WHAT THE EXERCISE ASKS:
Return the records in full, exactly as given.

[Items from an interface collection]
*** Block opens ***
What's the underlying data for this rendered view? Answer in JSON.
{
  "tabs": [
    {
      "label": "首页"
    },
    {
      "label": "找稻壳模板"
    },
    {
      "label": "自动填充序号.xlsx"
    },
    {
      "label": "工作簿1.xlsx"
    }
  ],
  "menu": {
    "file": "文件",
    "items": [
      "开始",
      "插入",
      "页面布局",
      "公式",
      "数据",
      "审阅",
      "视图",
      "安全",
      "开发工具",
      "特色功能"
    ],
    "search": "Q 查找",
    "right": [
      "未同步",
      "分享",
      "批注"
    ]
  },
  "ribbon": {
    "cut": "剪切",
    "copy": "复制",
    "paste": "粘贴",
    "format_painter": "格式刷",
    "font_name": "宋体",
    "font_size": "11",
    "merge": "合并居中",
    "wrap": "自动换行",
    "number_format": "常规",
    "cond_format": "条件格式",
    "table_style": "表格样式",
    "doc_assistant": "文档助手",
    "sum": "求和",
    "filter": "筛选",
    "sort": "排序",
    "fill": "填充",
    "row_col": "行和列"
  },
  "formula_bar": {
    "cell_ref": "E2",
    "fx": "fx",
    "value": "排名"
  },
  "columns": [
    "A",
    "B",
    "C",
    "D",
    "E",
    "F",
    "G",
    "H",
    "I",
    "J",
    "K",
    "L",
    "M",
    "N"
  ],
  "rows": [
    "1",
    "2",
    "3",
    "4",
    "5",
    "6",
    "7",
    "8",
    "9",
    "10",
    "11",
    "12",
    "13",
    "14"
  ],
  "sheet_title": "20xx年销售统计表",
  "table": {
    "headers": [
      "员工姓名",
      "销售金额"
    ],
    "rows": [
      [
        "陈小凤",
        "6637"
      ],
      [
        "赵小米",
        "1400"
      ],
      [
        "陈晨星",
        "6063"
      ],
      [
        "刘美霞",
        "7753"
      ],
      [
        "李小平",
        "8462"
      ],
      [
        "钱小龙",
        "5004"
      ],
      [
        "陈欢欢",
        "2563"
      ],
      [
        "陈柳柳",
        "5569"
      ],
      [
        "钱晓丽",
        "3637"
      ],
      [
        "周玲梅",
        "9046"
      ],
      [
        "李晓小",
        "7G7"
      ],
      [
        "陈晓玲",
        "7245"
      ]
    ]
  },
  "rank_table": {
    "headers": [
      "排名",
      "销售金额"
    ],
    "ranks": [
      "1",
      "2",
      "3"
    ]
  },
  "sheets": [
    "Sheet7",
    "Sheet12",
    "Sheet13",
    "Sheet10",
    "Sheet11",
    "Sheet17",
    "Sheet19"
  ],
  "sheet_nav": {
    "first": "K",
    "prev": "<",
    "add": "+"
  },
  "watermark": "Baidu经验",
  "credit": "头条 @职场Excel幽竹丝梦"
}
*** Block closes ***
FINAL ANSWER:
What's the underlying data for this rendered view? Answer in JSON.
{
  "tabs": [
    {
      "label": "首页"
    },
    {
      "label": "找稻壳模板"
    },
    {
      "label": "自动填充序号.xlsx"
    },
    {
      "label": "工作簿1.xlsx"
    }
  ],
  "menu": {
    "file": "文件",
    "items": [
      "开始",
      "插入",
      "页面布局",
      "公式",
      "数据",
      "审阅",
      "视图",
      "安全",
      "开发工具",
      "特色功能"
    ],
    "search": "Q 查找",
    "right": [
      "未同步",
      "分享",
      "批注"
    ]
  },
  "ribbon": {
    "cut": "剪切",
    "copy": "复制",
    "paste": "粘贴",
    "format_painter": "格式刷",
    "font_name": "宋体",
    "font_size": "11",
    "merge": "合并居中",
    "wrap": "自动换行",
    "number_format": "常规",
    "cond_format": "条件格式",
    "table_style": "表格样式",
    "doc_assistant": "文档助手",
    "sum": "求和",
    "filter": "筛选",
    "sort": "排序",
    "fill": "填充",
    "row_col": "行和列"
  },
  "formula_bar": {
    "cell_ref": "E2",
    "fx": "fx",
    "value": "排名"
  },
  "columns": [
    "A",
    "B",
    "C",
    "D",
    "E",
    "F",
    "G",
    "H",
    "I",
    "J",
    "K",
    "L",
    "M",
    "N"
  ],
  "rows": [
    "1",
    "2",
    "3",
    "4",
    "5",
    "6",
    "7",
    "8",
    "9",
    "10",
    "11",
    "12",
    "13",
    "14"
  ],
  "sheet_title": "20xx年销售统计表",
  "table": {
    "headers": [
      "员工姓名",
      "销售金额"
    ],
    "rows": [
      [
        "陈小凤",
        "6637"
      ],
      [
        "赵小米",
        "1400"
      ],
      [
        "陈晨星",
        "6063"
      ],
      [
        "刘美霞",
        "7753"
      ],
      [
        "李小平",
        "8462"
      ],
      [
        "钱小龙",
        "5004"
      ],
      [
        "陈欢欢",
        "2563"
      ],
      [
        "陈柳柳",
        "5569"
      ],
      [
        "钱晓丽",
        "3637"
      ],
      [
        "周玲梅",
        "9046"
      ],
      [
        "李晓小",
        "7G7"
      ],
      [
        "陈晓玲",
        "7245"
      ]
    ]
  },
  "rank_table": {
    "headers": [
      "排名",
      "销售金额"
    ],
    "ranks": [
      "1",
      "2",
      "3"
    ]
  },
  "sheets": [
    "Sheet7",
    "Sheet12",
    "Sheet13",
    "Sheet10",
    "Sheet11",
    "Sheet17",
    "Sheet19"
  ],
  "sheet_nav": {
    "first": "K",
    "prev": "<",
    "add": "+"
  },
  "watermark": "Baidu经验",
  "credit": "头条 @职场Excel幽竹丝梦"
}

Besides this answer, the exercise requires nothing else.